Entries provided:
Content starts

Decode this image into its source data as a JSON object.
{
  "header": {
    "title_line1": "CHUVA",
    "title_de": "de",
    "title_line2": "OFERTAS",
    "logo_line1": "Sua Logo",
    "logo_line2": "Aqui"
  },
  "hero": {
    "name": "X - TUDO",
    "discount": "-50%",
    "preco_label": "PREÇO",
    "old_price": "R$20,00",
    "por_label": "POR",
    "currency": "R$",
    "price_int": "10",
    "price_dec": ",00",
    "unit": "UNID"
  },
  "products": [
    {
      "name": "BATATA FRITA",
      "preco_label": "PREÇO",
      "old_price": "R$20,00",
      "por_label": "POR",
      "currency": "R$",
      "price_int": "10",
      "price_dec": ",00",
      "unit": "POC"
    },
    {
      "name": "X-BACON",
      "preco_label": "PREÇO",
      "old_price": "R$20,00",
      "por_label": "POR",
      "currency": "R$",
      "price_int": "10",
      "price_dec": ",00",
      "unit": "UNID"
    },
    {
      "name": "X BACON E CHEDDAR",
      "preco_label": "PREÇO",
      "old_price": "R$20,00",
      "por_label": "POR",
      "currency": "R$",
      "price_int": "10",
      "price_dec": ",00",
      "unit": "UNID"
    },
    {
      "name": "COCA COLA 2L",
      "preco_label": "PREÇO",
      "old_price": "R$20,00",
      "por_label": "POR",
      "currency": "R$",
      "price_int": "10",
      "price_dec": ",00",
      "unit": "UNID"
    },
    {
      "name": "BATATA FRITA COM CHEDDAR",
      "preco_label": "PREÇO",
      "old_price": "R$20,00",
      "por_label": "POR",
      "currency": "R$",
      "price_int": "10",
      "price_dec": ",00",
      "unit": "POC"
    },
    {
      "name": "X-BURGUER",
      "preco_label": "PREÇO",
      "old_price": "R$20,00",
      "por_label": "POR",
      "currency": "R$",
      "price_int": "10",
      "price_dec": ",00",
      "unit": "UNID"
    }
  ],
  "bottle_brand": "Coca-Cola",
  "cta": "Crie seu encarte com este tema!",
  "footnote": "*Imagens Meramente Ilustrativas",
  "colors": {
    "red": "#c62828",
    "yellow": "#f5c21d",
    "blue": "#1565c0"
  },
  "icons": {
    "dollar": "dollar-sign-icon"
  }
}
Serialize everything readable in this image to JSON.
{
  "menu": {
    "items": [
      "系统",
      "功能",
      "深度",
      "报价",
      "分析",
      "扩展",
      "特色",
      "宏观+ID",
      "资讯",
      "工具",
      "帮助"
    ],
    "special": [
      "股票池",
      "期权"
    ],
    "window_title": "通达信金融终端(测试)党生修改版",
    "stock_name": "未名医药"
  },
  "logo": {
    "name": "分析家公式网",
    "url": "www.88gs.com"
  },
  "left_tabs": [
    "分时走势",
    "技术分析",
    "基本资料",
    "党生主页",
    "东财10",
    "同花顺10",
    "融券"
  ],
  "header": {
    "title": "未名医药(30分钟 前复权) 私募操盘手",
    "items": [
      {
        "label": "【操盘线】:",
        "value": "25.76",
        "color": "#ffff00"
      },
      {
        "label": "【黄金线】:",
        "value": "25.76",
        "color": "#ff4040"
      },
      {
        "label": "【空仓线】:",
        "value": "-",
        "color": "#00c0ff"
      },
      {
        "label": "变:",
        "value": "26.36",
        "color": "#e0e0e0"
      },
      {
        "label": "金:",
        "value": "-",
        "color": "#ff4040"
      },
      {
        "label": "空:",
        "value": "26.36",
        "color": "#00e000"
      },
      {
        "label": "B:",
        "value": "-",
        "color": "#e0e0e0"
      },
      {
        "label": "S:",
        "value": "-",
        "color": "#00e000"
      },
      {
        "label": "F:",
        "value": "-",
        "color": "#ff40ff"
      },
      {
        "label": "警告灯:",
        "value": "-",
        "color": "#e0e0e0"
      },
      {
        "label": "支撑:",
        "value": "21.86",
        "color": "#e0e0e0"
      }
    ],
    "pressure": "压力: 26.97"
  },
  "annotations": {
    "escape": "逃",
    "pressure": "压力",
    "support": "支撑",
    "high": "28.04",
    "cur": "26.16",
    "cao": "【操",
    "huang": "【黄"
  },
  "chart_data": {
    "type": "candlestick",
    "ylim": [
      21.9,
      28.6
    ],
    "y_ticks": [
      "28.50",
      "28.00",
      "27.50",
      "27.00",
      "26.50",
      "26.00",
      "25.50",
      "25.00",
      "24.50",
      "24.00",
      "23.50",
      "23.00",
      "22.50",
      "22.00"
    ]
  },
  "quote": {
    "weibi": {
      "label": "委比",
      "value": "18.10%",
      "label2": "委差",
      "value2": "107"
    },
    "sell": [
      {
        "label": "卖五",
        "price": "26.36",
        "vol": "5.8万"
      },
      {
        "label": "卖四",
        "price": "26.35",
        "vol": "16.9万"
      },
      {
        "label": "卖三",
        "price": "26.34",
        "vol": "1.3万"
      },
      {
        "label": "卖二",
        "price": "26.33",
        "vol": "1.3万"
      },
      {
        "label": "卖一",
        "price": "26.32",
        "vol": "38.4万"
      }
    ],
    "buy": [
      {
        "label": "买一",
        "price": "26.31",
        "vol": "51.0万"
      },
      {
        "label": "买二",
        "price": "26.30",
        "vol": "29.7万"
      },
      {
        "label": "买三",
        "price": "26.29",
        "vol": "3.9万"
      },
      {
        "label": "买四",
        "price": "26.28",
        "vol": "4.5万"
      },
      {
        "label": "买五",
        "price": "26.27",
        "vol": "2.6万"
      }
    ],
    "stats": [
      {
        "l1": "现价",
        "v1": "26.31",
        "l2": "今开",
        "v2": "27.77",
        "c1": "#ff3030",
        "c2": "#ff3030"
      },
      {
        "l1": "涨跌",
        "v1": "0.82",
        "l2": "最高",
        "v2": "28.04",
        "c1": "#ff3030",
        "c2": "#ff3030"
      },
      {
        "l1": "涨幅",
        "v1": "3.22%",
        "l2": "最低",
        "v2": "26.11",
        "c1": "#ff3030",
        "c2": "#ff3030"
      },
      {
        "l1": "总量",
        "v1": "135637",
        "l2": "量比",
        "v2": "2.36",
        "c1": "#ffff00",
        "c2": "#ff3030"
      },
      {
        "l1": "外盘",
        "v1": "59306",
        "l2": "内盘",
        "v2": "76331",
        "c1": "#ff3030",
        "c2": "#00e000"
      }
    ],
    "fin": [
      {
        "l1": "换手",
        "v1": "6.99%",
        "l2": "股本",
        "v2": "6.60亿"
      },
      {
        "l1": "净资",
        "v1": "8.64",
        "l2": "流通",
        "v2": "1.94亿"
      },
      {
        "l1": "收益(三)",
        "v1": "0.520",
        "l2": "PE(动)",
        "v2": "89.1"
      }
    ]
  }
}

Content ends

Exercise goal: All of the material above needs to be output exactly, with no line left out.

Reply:
Decode this image into its source data as a JSON object.
{
  "header": {
    "title_line1": "CHUVA",
    "title_de": "de",
    "title_line2": "OFERTAS",
    "logo_line1": "Sua Logo",
    "logo_line2": "Aqui"
  },
  "hero": {
    "name": "X - TUDO",
    "discount": "-50%",
    "preco_label": "PREÇO",
    "old_price": "R$20,00",
    "por_label": "POR",
    "currency": "R$",
    "price_int": "10",
    "price_dec": ",00",
    "unit": "UNID"
  },
  "products": [
    {
      "name": "BATATA FRITA",
      "preco_label": "PREÇO",
      "old_price": "R$20,00",
      "por_label": "POR",
      "currency": "R$",
      "price_int": "10",
      "price_dec": ",00",
      "unit": "POC"
    },
    {
      "name": "X-BACON",
      "preco_label": "PREÇO",
      "old_price": "R$20,00",
      "por_label": "POR",
      "currency": "R$",
      "price_int": "10",
      "price_dec": ",00",
      "unit": "UNID"
    },
    {
      "name": "X BACON E CHEDDAR",
      "preco_label": "PREÇO",
      "old_price": "R$20,00",
      "por_label": "POR",
      "currency": "R$",
      "price_int": "10",
      "price_dec": ",00",
      "unit": "UNID"
    },
    {
      "name": "COCA COLA 2L",
      "preco_label": "PREÇO",
      "old_price": "R$20,00",
      "por_label": "POR",
      "currency": "R$",
      "price_int": "10",
      "price_dec": ",00",
      "unit": "UNID"
    },
    {
      "name": "BATATA FRITA COM CHEDDAR",
      "preco_label": "PREÇO",
      "old_price": "R$20,00",
      "por_label": "POR",
      "currency": "R$",
      "price_int": "10",
      "price_dec": ",00",
      "unit": "POC"
    },
    {
      "name": "X-BURGUER",
      "preco_label": "PREÇO",
      "old_price": "R$20,00",
      "por_label": "POR",
      "currency": "R$",
      "price_int": "10",
      "price_dec": ",00",
      "unit": "UNID"
    }
  ],
  "bottle_brand": "Coca-Cola",
  "cta": "Crie seu encarte com este tema!",
  "footnote": "*Imagens Meramente Ilustrativas",
  "colors": {
    "red": "#c62828",
    "yellow": "#f5c21d",
    "blue": "#1565c0"
  },
  "icons": {
    "dollar": "dollar-sign-icon"
  }
}
Serialize everything readable in this image to JSON.
{
  "menu": {
    "items": [
      "系统",
      "功能",
      "深度",
      "报价",
      "分析",
      "扩展",
      "特色",
      "宏观+ID",
      "资讯",
      "工具",
      "帮助"
    ],
    "special": [
      "股票池",
      "期权"
    ],
    "window_title": "通达信金融终端(测试)党生修改版",
    "stock_name": "未名医药"
  },
  "logo": {
    "name": "分析家公式网",
    "url": "www.88gs.com"
  },
  "left_tabs": [
    "分时走势",
    "技术分析",
    "基本资料",
    "党生主页",
    "东财10",
    "同花顺10",
    "融券"
  ],
  "header": {
    "title": "未名医药(30分钟 前复权) 私募操盘手",
    "items": [
      {
        "label": "【操盘线】:",
        "value": "25.76",
        "color": "#ffff00"
      },
      {
        "label": "【黄金线】:",
        "value": "25.76",
        "color": "#ff4040"
      },
      {
        "label": "【空仓线】:",
        "value": "-",
        "color": "#00c0ff"
      },
      {
        "label": "变:",
        "value": "26.36",
        "color": "#e0e0e0"
      },
      {
        "label": "金:",
        "value": "-",
        "color": "#ff4040"
      },
      {
        "label": "空:",
        "value": "26.36",
        "color": "#00e000"
      },
      {
        "label": "B:",
        "value": "-",
        "color": "#e0e0e0"
      },
      {
        "label": "S:",
        "value": "-",
        "color": "#00e000"
      },
      {
        "label": "F:",
        "value": "-",
        "color": "#ff40ff"
      },
      {
        "label": "警告灯:",
        "value": "-",
        "color": "#e0e0e0"
      },
      {
        "label": "支撑:",
        "value": "21.86",
        "color": "#e0e0e0"
      }
    ],
    "pressure": "压力: 26.97"
  },
  "annotations": {
    "escape": "逃",
    "pressure": "压力",
    "support": "支撑",
    "high": "28.04",
    "cur": "26.16",
    "cao": "【操",
    "huang": "【黄"
  },
  "chart_data": {
    "type": "candlestick",
    "ylim": [
      21.9,
      28.6
    ],
    "y_ticks": [
      "28.50",
      "28.00",
      "27.50",
      "27.00",
      "26.50",
      "26.00",
      "25.50",
      "25.00",
      "24.50",
      "24.00",
      "23.50",
      "23.00",
      "22.50",
      "22.00"
    ]
  },
  "quote": {
    "weibi": {
      "label": "委比",
      "value": "18.10%",
      "label2": "委差",
      "value2": "107"
    },
    "sell": [
      {
        "label": "卖五",
        "price": "26.36",
        "vol": "5.8万"
      },
      {
        "label": "卖四",
        "price": "26.35",
        "vol": "16.9万"
      },
      {
        "label": "卖三",
        "price": "26.34",
        "vol": "1.3万"
      },
      {
        "label": "卖二",
        "price": "26.33",
        "vol": "1.3万"
      },
      {
        "label": "卖一",
        "price": "26.32",
        "vol": "38.4万"
      }
    ],
    "buy": [
      {
        "label": "买一",
        "price": "26.31",
        "vol": "51.0万"
      },
      {
        "label": "买二",
        "price": "26.30",
        "vol": "29.7万"
      },
      {
        "label": "买三",
        "price": "26.29",
        "vol": "3.9万"
      },
      {
        "label": "买四",
        "price": "26.28",
        "vol": "4.5万"
      },
      {
        "label": "买五",
        "price": "26.27",
        "vol": "2.6万"
      }
    ],
    "stats": [
      {
        "l1": "现价",
        "v1": "26.31",
        "l2": "今开",
        "v2": "27.77",
        "c1": "#ff3030",
        "c2": "#ff3030"
      },
      {
        "l1": "涨跌",
        "v1": "0.82",
        "l2": "最高",
        "v2": "28.04",
        "c1": "#ff3030",
        "c2": "#ff3030"
      },
      {
        "l1": "涨幅",
        "v1": "3.22%",
        "l2": "最低",
        "v2": "26.11",
        "c1": "#ff3030",
        "c2": "#ff3030"
      },
      {
        "l1": "总量",
        "v1": "135637",
        "l2": "量比",
        "v2": "2.36",
        "c1": "#ffff00",
        "c2": "#ff3030"
      },
      {
        "l1": "外盘",
        "v1": "59306",
        "l2": "内盘",
        "v2": "76331",
        "c1": "#ff3030",
        "c2": "#00e000"
      }
    ],
    "fin": [
      {
        "l1": "换手",
        "v1": "6.99%",
        "l2": "股本",
        "v2": "6.60亿"
      },
      {
        "l1": "净资",
        "v1": "8.64",
        "l2": "流通",
        "v2": "1.94亿"
      },
      {
        "l1": "收益(三)",
        "v1": "0.520",
        "l2": "PE(动)",
        "v2": "89.1"
      }
    ]
  }
}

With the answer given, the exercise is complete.